      Notice second of all, their lives in CONTRAST:
1. Joseph received Egyptian royalty in the latter years of his life; Moses received royalty in the early years of his life.

2. Joseph brought Israel into Egypt; Moses brought Israel out of Egypt

3. Joseph heard God speak in dreams; Moses heard God speak directly.

4. Joseph delivered Egyptians through a famine; Moses destroyed Egyptians in a flood.

5. Joseph prophesied Israel's departure; Moses performed Israel's departure.

6. Joseph served God by living in Egypt; Moses served God by leaving Egypt

      Notice third of all, some spiritual lessons from their lives in CONCLUSION:

      1. Some things are always right. Some things are always wrong. It is always right to serve God wherever He places you; it is always right to obey God's revealed will; it is always right to keep yourself pure; it is always right to help God's people and others as you have opportunity; it is always right to witness and work for God. It is always wrong to disobey God; it is always wrong to become entangled with the world; it is always wrong to put self ahead of others; it is always wrong to forget about Divine priorities and prerogatives.

      2. Some things that are rightjor others may not be right for you. Some things that are wrong for others may nofbe wrong for you. This is a most difficult area; and if it were not a Biblical principle, I would surely avoid the controversy it engenders. This is not "situational ethics." This is not "compromise." This is not "Laodicean Christianity." This is spiritual discernment. Moses could not criticize Joseph for bringing Israel into Egypt; Joseph could not criticize Moses for refusing the Egyptian royalty that Joseph had accepted. The time has come when God's servants need to spend less time (it any) rebuking the methods of others whose message is identical to our own and more time reviewing our own motives and attitudes toward Christ and His cause. I will risk the accusations of "liberal" and "compromiser" if it will help some one of us see the futile error of castigating good men who are doing God's work the best they know how. If you cannot pray for them and help them, at least leave them alone!

      3. Interpret the Bible contextually. II Timothy 2:15 still says, "Study to show thyself approved unto God, a workman that needeth not to be ashamed, rightly dividing the word of truth." Our opinions and personal preferences really do not matter when it comes to granting others the liberty of serving God as best they know how. Most of our quarrels are over traditions and Pharisaical nitpicking. May we grow up in Christ and move on to better things!

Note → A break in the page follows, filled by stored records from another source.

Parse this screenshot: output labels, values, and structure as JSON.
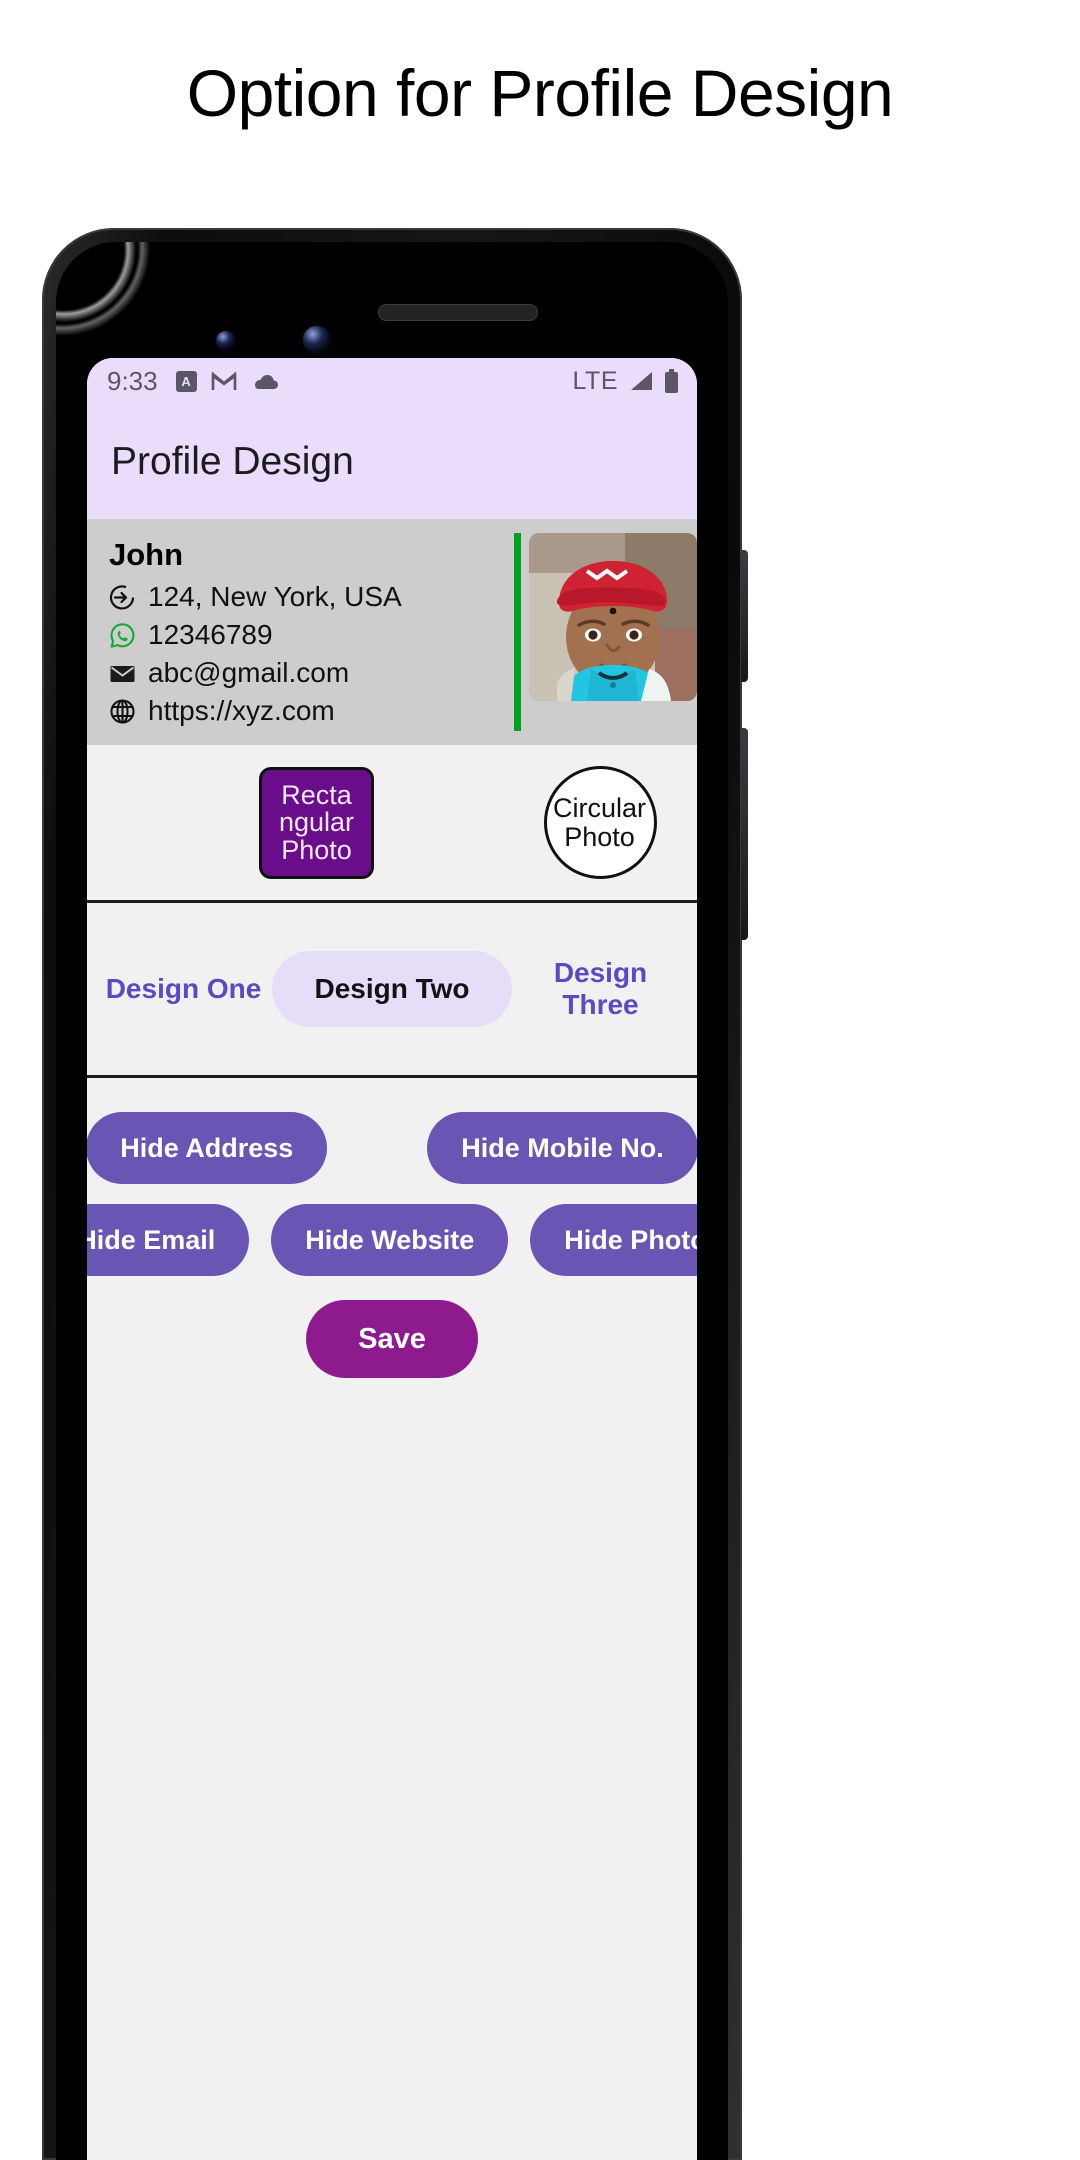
{
  "page": {
    "heading": "Option for Profile Design"
  },
  "statusbar": {
    "time": "9:33",
    "network": "LTE",
    "icons": [
      "app-badge-icon",
      "gmail-icon",
      "cloud-icon",
      "signal-icon",
      "battery-icon"
    ]
  },
  "appbar": {
    "title": "Profile Design"
  },
  "profile": {
    "name": "John",
    "rows": [
      {
        "icon": "address-arrow-icon",
        "text": "124, New York, USA"
      },
      {
        "icon": "whatsapp-icon",
        "text": "12346789"
      },
      {
        "icon": "email-icon",
        "text": "abc@gmail.com"
      },
      {
        "icon": "website-globe-icon",
        "text": "https://xyz.com"
      }
    ],
    "photo_alt": "profile-photo"
  },
  "shape_options": {
    "rectangular": "Recta ngular Photo",
    "circular": "Circular Photo"
  },
  "tabs": [
    {
      "label": "Design One",
      "selected": false
    },
    {
      "label": "Design Two",
      "selected": true
    },
    {
      "label": "Design Three",
      "selected": false
    }
  ],
  "actions": {
    "row1": [
      "Hide Address",
      "Hide Mobile No."
    ],
    "row2": [
      "Hide Email",
      "Hide Website",
      "Hide Photo"
    ],
    "save": "Save"
  },
  "colors": {
    "appbar_bg": "#e9ddfb",
    "card_bg": "#cdcdcd",
    "accent_purple": "#6a55b5",
    "selected_purple": "#6a0d8a",
    "save_magenta": "#8e1b8e",
    "tab_text": "#5b4ac4",
    "green_bar": "#00a321"
  }
}
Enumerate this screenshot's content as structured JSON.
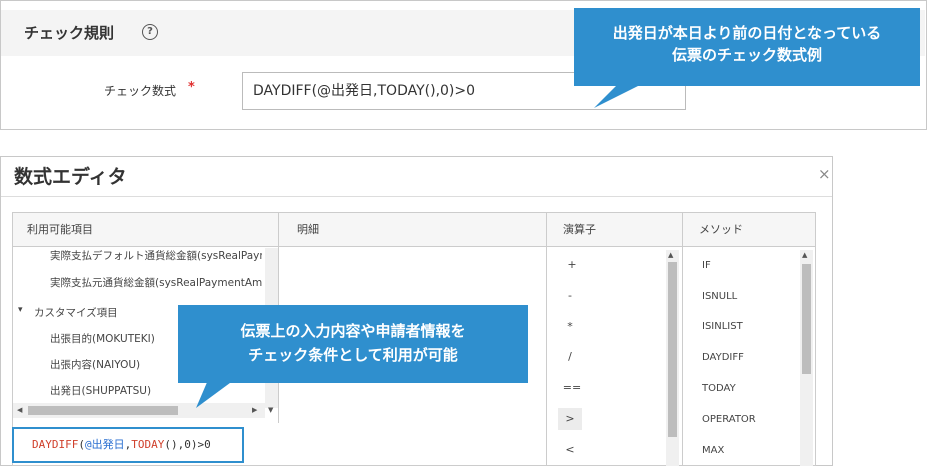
{
  "check_rule": {
    "title": "チェック規則",
    "help_icon": "?",
    "formula_label": "チェック数式",
    "required_mark": "*",
    "formula_value": "DAYDIFF(@出発日,TODAY(),0)>0"
  },
  "callouts": {
    "top": {
      "line1": "出発日が本日より前の日付となっている",
      "line2": "伝票のチェック数式例"
    },
    "middle": {
      "line1": "伝票上の入力内容や申請者情報を",
      "line2": "チェック条件として利用が可能"
    }
  },
  "editor": {
    "title": "数式エディタ",
    "close": "×",
    "columns": {
      "available": "利用可能項目",
      "detail": "明細",
      "operators": "演算子",
      "methods": "メソッド"
    },
    "tree_items": [
      "実際支払デフォルト通貨総金額(sysRealPaym",
      "実際支払元通貨総金額(sysRealPaymentAmo"
    ],
    "tree_group": {
      "toggle": "▾",
      "label": "カスタマイズ項目",
      "children": [
        "出張目的(MOKUTEKI)",
        "出張内容(NAIYOU)",
        "出発日(SHUPPATSU)"
      ]
    },
    "operators": [
      "+",
      "-",
      "*",
      "/",
      "==",
      ">",
      "<"
    ],
    "methods": [
      "IF",
      "ISNULL",
      "ISINLIST",
      "DAYDIFF",
      "TODAY",
      "OPERATOR",
      "MAX"
    ],
    "preview": {
      "func1": "DAYDIFF",
      "open1": "(",
      "var": "@出発日",
      "comma1": ",",
      "func2": "TODAY",
      "rest": "(),0)>0"
    }
  },
  "colors": {
    "accent": "#2f8fce",
    "function": "#d0402c",
    "variable": "#2b6fd0",
    "required": "#e03030"
  }
}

      4. Be busy doing what God requires of you. The best way to call others to faithfulness in principles and practice is to demonstrate faithfulness. The best way to offer truth is to speak tine truth in love. Many times our fretting over the methods and styles of others suggests real doubts in the sovereignty of God over His own affairs. If others are falling short of God's perfect will, do not spend so much time in critical analysis that it leads to spiritual paralysis.

      5. Assume, as much as possible, that others are doing what God requires of them. Two Bible passages come readily to mind: "And John answered him saying, Master we saw one casting out devils in thy name, and he followeth not us: and we forbad hirn^ because he followeth not us. But Jesus said, Forbid him not for there is no man which shall do a miracle in my name, that can lightly speak evil of me. For he that is not against us is on our part" (Mark 9:38-40) and "But if it be of God, ye cannot overthrow it; lest haply ye be found even to fight against God" (Acts 5:39).

      I have not always perfectly applied these principles, especially those of Christian courtesy in differences of opinion. May God help me to do better. May God help us all to do better.


[David Pitman is Pastor of Addyston Baptist Church, Addyston, Ohio and is on the faculty of John Leland Baptist College. This article appeared in the Ashland Avenue Baptist newspaper in 1994. Scanned and formatted by Jim Duvall.]


More on Baptists: Various Subjects
Baptist History Homepage